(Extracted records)
--------------------------------

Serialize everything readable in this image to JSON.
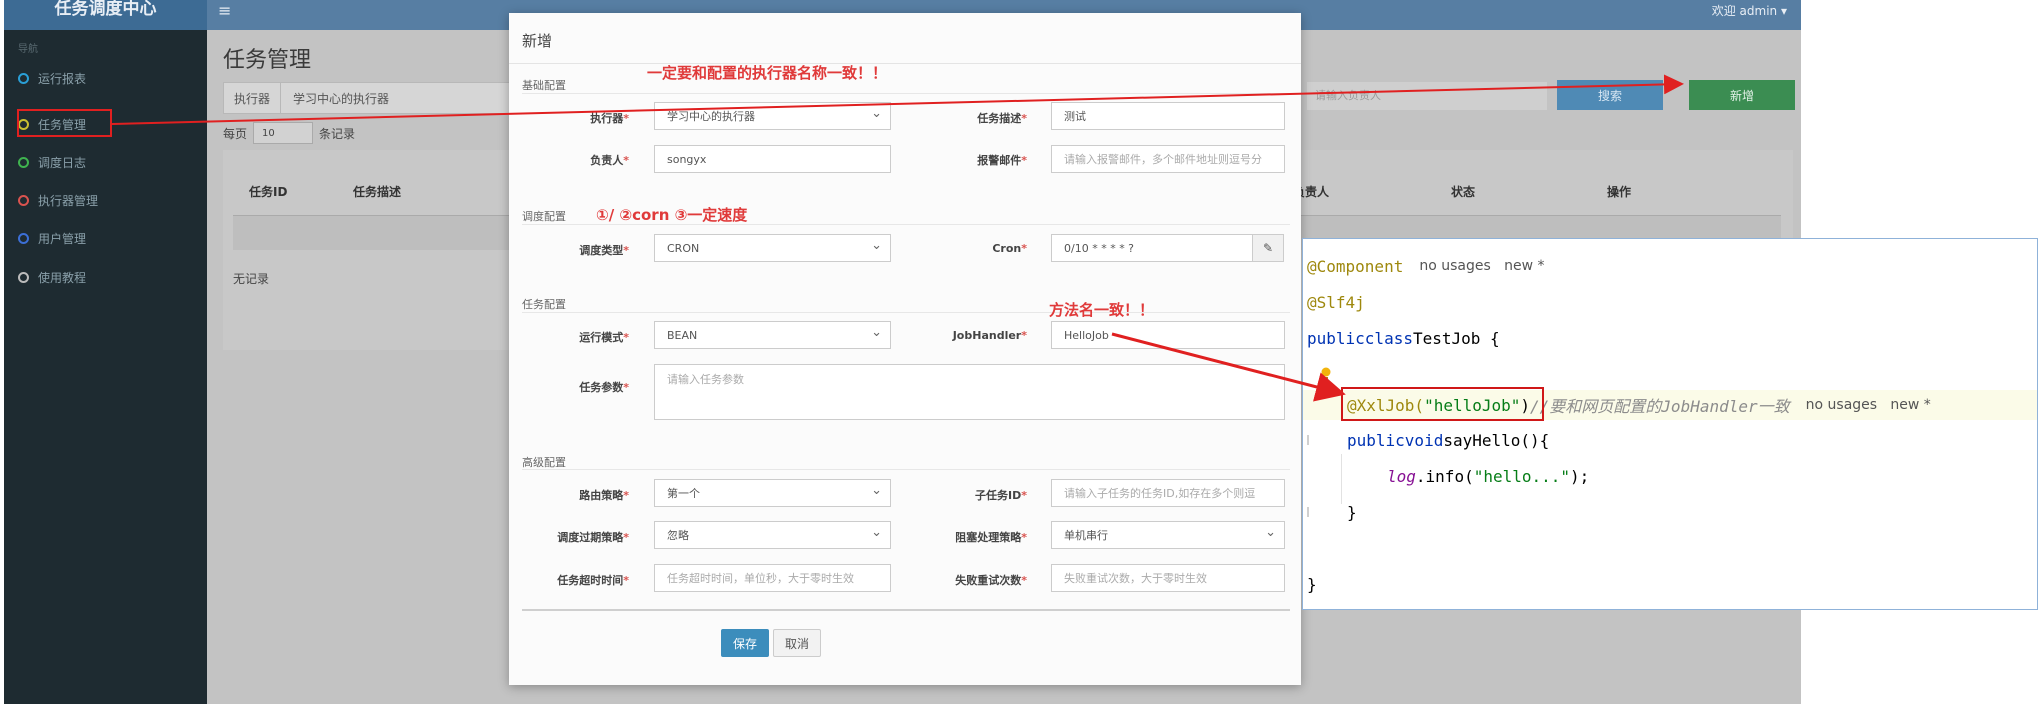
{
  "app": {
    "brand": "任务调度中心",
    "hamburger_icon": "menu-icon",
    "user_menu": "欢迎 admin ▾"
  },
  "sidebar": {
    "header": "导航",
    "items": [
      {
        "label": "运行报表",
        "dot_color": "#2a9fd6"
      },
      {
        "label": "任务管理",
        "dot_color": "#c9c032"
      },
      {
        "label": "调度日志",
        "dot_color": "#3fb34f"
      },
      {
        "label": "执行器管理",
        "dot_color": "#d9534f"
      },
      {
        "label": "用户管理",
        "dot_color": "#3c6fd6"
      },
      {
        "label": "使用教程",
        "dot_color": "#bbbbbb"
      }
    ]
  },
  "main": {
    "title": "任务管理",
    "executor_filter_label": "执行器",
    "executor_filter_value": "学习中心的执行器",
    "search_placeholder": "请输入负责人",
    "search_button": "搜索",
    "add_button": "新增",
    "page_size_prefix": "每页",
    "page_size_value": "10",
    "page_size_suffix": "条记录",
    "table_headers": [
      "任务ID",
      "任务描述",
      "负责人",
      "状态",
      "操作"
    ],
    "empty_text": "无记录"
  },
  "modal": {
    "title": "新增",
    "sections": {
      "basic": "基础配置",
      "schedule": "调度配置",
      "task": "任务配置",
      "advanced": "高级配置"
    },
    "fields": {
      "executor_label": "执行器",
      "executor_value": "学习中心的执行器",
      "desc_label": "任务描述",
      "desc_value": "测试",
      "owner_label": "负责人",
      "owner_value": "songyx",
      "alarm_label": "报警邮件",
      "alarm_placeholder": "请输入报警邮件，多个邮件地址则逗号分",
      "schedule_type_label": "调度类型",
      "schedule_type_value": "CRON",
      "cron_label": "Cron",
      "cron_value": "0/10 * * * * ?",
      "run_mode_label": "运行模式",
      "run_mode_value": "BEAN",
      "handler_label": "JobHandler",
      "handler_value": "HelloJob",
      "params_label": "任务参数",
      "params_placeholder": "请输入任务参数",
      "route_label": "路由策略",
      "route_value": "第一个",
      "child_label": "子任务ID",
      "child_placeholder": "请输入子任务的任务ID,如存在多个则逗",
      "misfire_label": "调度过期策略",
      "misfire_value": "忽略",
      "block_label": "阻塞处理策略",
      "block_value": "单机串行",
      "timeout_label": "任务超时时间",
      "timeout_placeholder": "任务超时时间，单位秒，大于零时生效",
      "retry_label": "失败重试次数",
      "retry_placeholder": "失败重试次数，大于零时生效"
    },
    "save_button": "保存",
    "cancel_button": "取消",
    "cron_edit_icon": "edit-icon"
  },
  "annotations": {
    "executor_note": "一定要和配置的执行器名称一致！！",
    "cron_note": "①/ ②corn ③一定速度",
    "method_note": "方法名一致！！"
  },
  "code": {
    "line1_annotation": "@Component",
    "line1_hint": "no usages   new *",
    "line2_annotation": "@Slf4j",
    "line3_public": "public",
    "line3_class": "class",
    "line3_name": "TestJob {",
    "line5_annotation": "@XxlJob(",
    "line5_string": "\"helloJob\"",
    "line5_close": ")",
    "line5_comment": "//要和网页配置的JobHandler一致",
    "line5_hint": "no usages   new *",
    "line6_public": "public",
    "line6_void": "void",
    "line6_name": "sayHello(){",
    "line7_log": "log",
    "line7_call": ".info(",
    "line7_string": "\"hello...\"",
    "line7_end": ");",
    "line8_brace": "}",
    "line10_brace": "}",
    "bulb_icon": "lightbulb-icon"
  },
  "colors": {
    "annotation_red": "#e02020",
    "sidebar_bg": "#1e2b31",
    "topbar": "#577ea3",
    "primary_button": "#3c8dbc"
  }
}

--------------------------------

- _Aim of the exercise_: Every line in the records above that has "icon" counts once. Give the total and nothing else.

- _Task output_: 3